Recently proposed Regulations under the Environmental Violations Administrative Monetary Penalties Act (“EVAMPA”) would add administrative monetary penalties to the toolkit for enforcing Canada’s flagship environmental law, the Canadian Environmental Protection Act, 1999 (“CEPA”). Maritime industry should be aware of potential new fines for environmental non-compliance, particularly regarding hazardous materials shipping, manifests, and disposal at sea.
The proposed Environmental Violations Administrative Monetary Penalties Regulations (the “proposed Regulations”) would create an administrative monetary penalty (“AMP”) regime for six environmental Acts, including CEPA, and some associated regulations. An AMP is a mid-range compliance tool, positioned between a written warning and prosecution. AMPs issue a fine to the offender but do not lead to prosecution. AMPs are similar to the tickets issued under the Contraventions Act yet cover a broader scope of regulatory offenses.
An AMP regime has already existed in the maritime industry for several years, in the form of the Administrative Monetary Penalties and Notices (CSA 2001) Regulations under the Canada Shipping Act (“CSA”). The proposed AMP regime under EVAMPA would establish fines in the same monetary range as those under the CSA. However, the proposed Regulations would create a different method of calculating the amount of the AMP and hold owners and operators to a different liability standard.
Under the proposed Regulations, violations would be classified into three types: Type A (minor or administrative non-compliance); Type B (non-compliance that creates a risk of harm to the environment or an obstruction of authority); and Type C (non-compliance that harms the environment). A baseline penalty amount for each type could be added upon if any of the following aggravating factors apply: history of non-compliance, environmental harm, or economic gain.

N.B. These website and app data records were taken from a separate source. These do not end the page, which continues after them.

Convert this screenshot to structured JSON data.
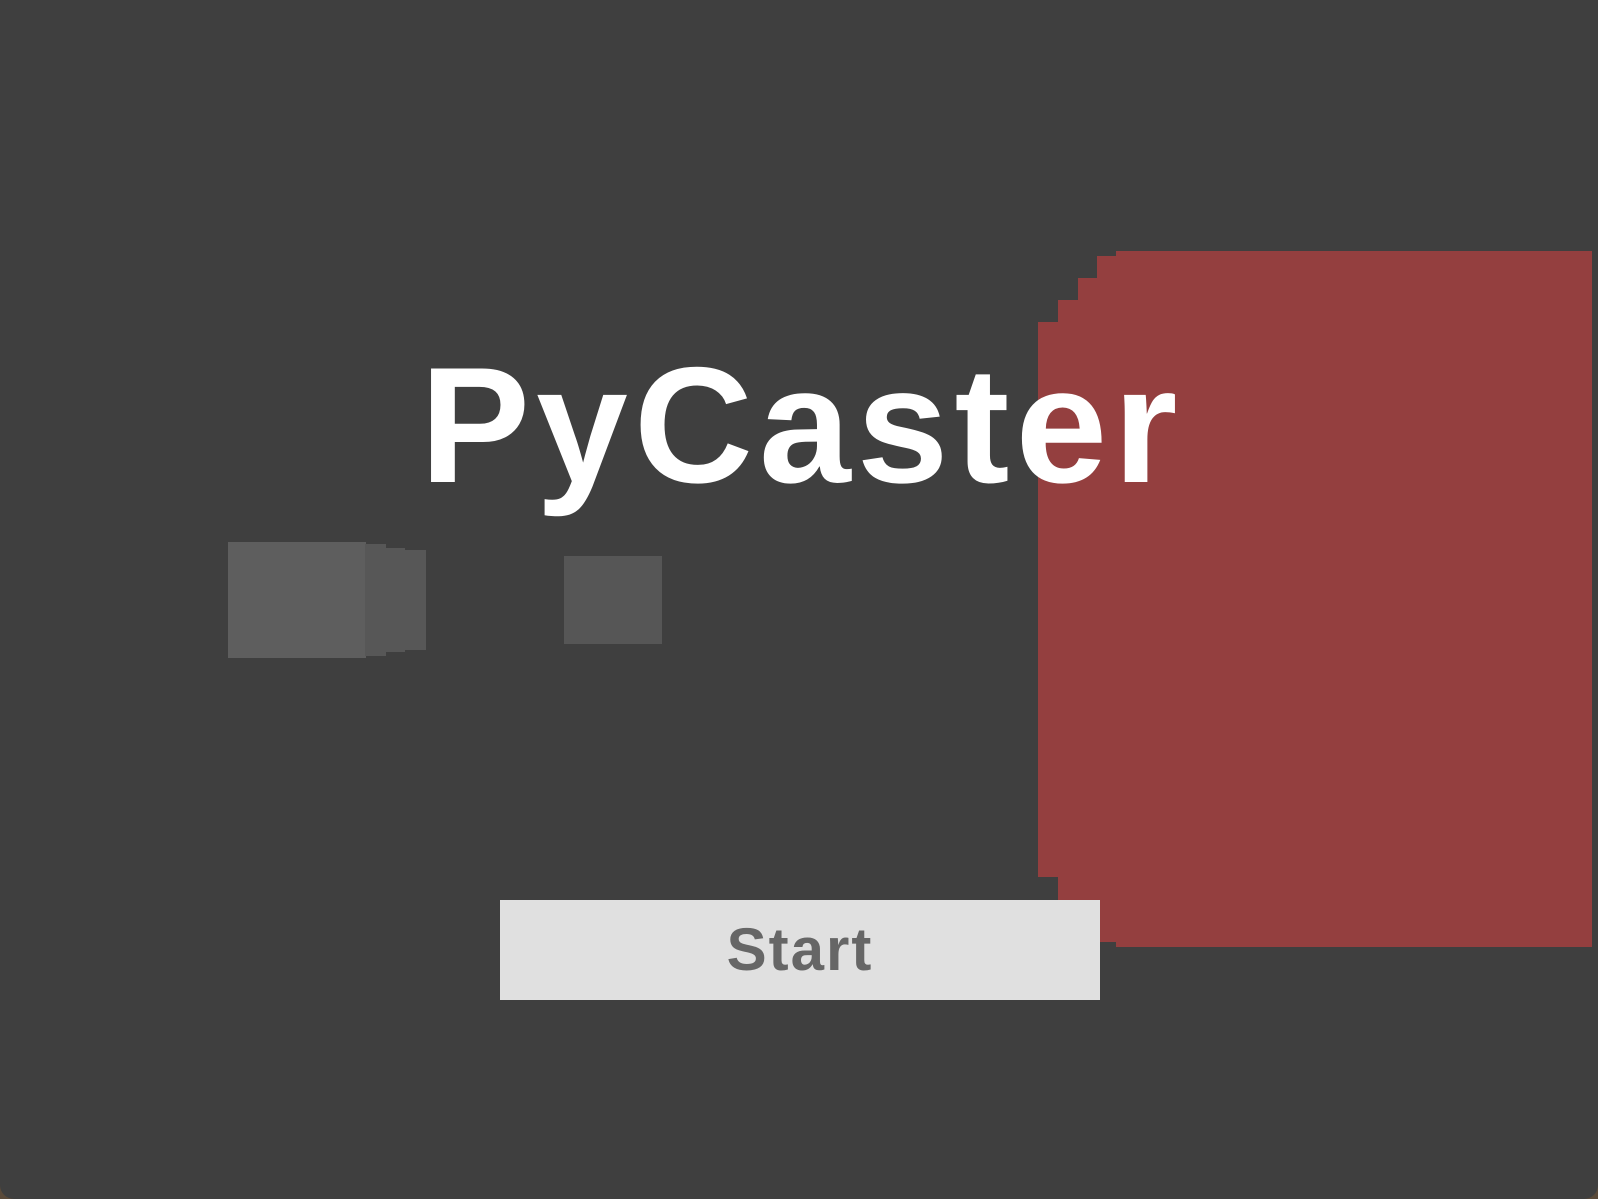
{
  "game": {
    "title": "PyCaster",
    "start_label": "Start"
  },
  "colors": {
    "background": "#3f3f3f",
    "wall_red": "#943f3f",
    "wall_grey": "#5e5e5e",
    "button_bg": "#e0e0e0",
    "button_text": "#666666",
    "title_text": "#ffffff"
  }
}
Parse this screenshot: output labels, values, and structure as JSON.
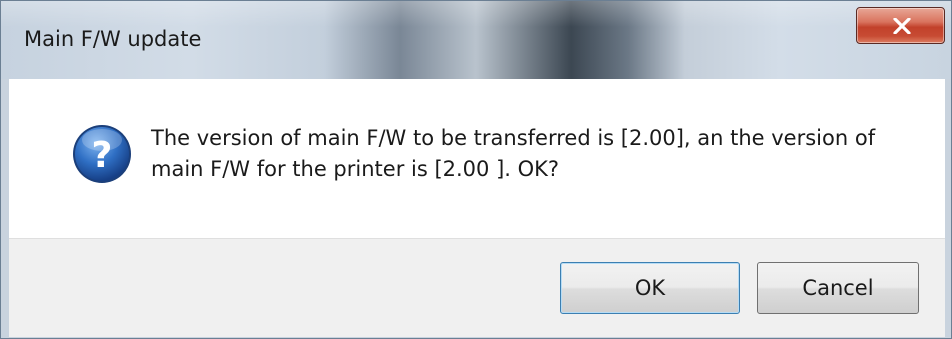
{
  "window": {
    "title": "Main F/W update"
  },
  "titlebar": {
    "close_icon": "close-icon"
  },
  "dialog": {
    "icon": "question-icon",
    "message_line1": "The version of main F/W to be transferred is [2.00], an the version of",
    "message_line2": "main F/W for the printer is [2.00 ]. OK?"
  },
  "buttons": {
    "ok_label": "OK",
    "cancel_label": "Cancel"
  },
  "colors": {
    "close_button": "#c74b33",
    "question_icon": "#1f5fb0",
    "ok_focus_border": "#3c7fb1"
  }
}
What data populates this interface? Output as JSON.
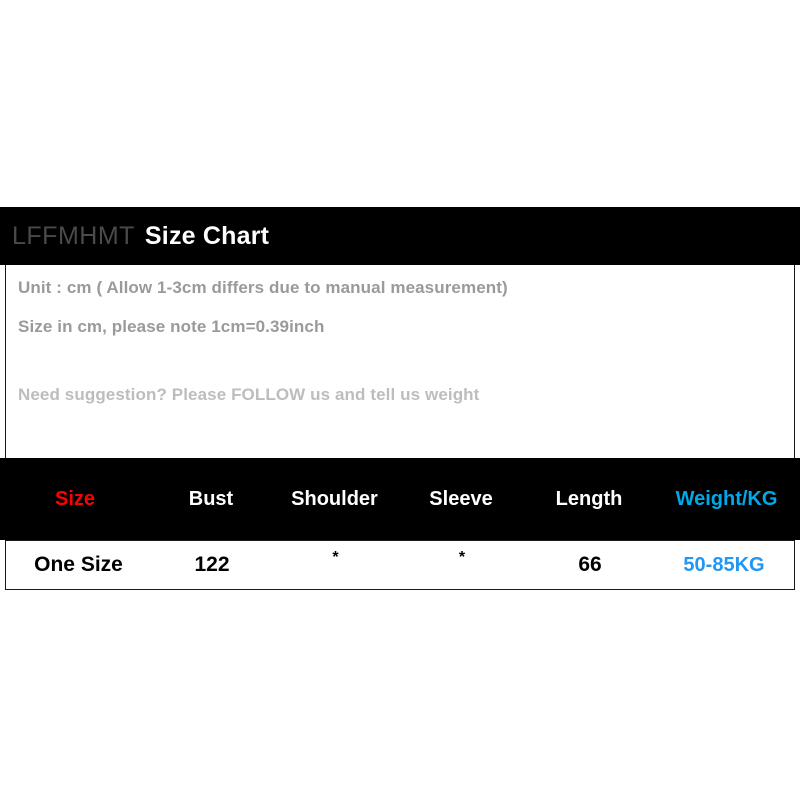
{
  "header": {
    "brand": "LFFMHMT",
    "title": "Size Chart"
  },
  "info": {
    "line1": "Unit : cm ( Allow 1-3cm differs due to manual measurement)",
    "line2": "Size in cm, please note 1cm=0.39inch",
    "line3": "Need suggestion? Please FOLLOW us and tell us weight"
  },
  "table": {
    "columns": [
      {
        "label": "Size",
        "color": "#ff0000"
      },
      {
        "label": "Bust",
        "color": "#ffffff"
      },
      {
        "label": "Shoulder",
        "color": "#ffffff"
      },
      {
        "label": "Sleeve",
        "color": "#ffffff"
      },
      {
        "label": "Length",
        "color": "#ffffff"
      },
      {
        "label": "Weight/KG",
        "color": "#00a8e8"
      }
    ],
    "rows": [
      {
        "size": "One Size",
        "bust": "122",
        "shoulder": "*",
        "sleeve": "*",
        "length": "66",
        "weight": "50-85KG"
      }
    ]
  },
  "colors": {
    "band_background": "#000000",
    "panel_background": "#ffffff",
    "brand_text": "#4a4a4a",
    "title_text": "#ffffff",
    "info_text": "#9a9a9a",
    "info_text_faded": "#bdbdbd",
    "accent_red": "#ff0000",
    "accent_cyan": "#00a8e8",
    "accent_blue": "#2196f3"
  }
}
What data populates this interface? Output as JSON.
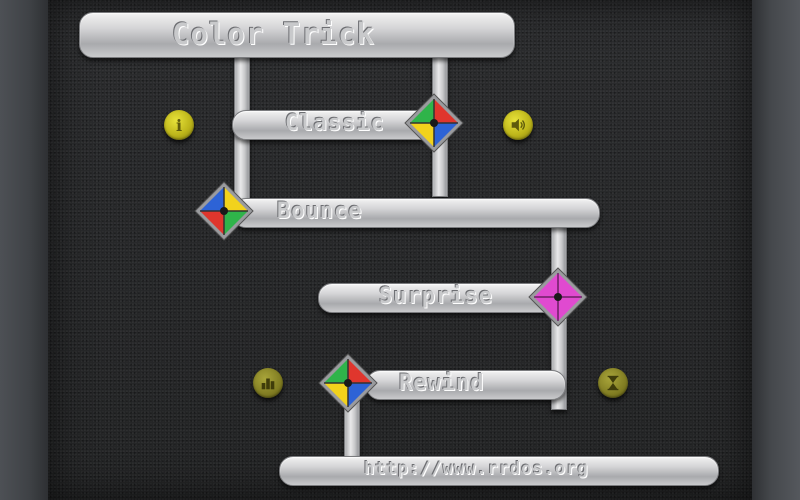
{
  "title": "Color Trick",
  "modes": [
    {
      "label": "Classic",
      "colors": [
        "#2fb44a",
        "#e0362d",
        "#2d63d6",
        "#f2d21c"
      ]
    },
    {
      "label": "Bounce",
      "colors": [
        "#2d63d6",
        "#f2d21c",
        "#e0362d",
        "#2fb44a"
      ]
    },
    {
      "label": "Surprise",
      "colors": [
        "#e04ad0",
        "#e04ad0",
        "#e04ad0",
        "#e04ad0"
      ]
    },
    {
      "label": "Rewind",
      "colors": [
        "#2fb44a",
        "#e0362d",
        "#2d63d6",
        "#f2d21c"
      ]
    }
  ],
  "url": "http://www.rrdos.org",
  "buttons": {
    "info_icon": "info-icon",
    "sound_icon": "speaker-icon",
    "scores_icon": "scores-icon",
    "timer_icon": "hourglass-icon",
    "info_glyph": "i"
  },
  "colors": {
    "board": "#272829",
    "metal": "#d4d4d6",
    "coin": "#bdb51a"
  }
}
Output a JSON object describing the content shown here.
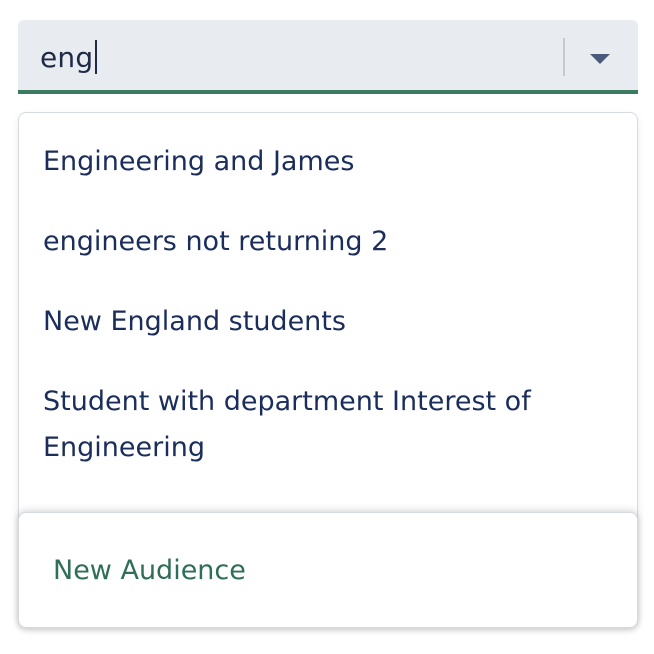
{
  "search": {
    "value": "eng"
  },
  "dropdown": {
    "options": [
      {
        "label": "Engineering and James"
      },
      {
        "label": "engineers not returning 2"
      },
      {
        "label": "New England students"
      },
      {
        "label": "Student with department Interest of Engineering"
      }
    ]
  },
  "actions": {
    "new_audience_label": "New Audience"
  },
  "colors": {
    "accent": "#3d7a62",
    "option_text": "#1b2d5a",
    "input_bg": "#e8ebf0"
  },
  "icons": {
    "dropdown": "chevron-down-icon"
  }
}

An important difference between the AMP regime under the CSA and the proposed AMP regime under EVAMPA is the treatment of continuing violations. The CSA AMP regime allows an offender to be fined the maximum AMP amount per day a violation occurs in cases of only a select few violations. In contrast, an offender may potentially be fined the maximum AMP amount per day the violation occurs for any violation covered under the EVAMPA regime. The maximum AMP amount under both regimes is $25,000 in the case of a ship or vessel.
EVAMPA determines the liability of owners, operators, masters and chief engineers of ships and vessels at section 8 (2) and (3). Corporate directors or officers who own or operate a ship may be held liable for an AMP if they “directed or influenced the corporation’s policies or activities” leading to the violation. Similarly, “If a ship or vessel commits a violation and the owner, operator, master or chief engineer of the ship or vessel directed, authorized, assented to, acquiesced in or participated in the commission of the violation” the individual can be issued an AMP even if the ship is not issued one.
Under the proposed Regulations, a review of an AMP may be requested on behalf of a ship or vessel by the owner, operator or master, or an authorized representative of the owner or operator. Due diligence is not an permissible defence.
The proposed Regulations designate AMPs for provisions specifically of interest to the maritime industry, such as the disposal reporting requirement found at CEPA section 130(A) and the manifest requirements found in the Interprovincial Movement of Hazardous Waste Regulations. Also of particular interest to the shipping industry are the designated provisions of the Export and Import of Hazardous Waste and Hazardous Recyclable Material Regulations and the Federal Halocarbon Regulations. Notably, the Disposal at Sea Regulations under CEPA are not covered by the proposed Regulations.
AMPs have become an increasingly popular form of environmental enforcement at both the federal and provincial level. Stakeholders in shipping have a unique industry perspective and may provide feedback on the proposed Regulations until June 8, 2016. Further information on the proposed Regulations, and the procedure for submitting comments, is available in the original Canada Gazette publication, here.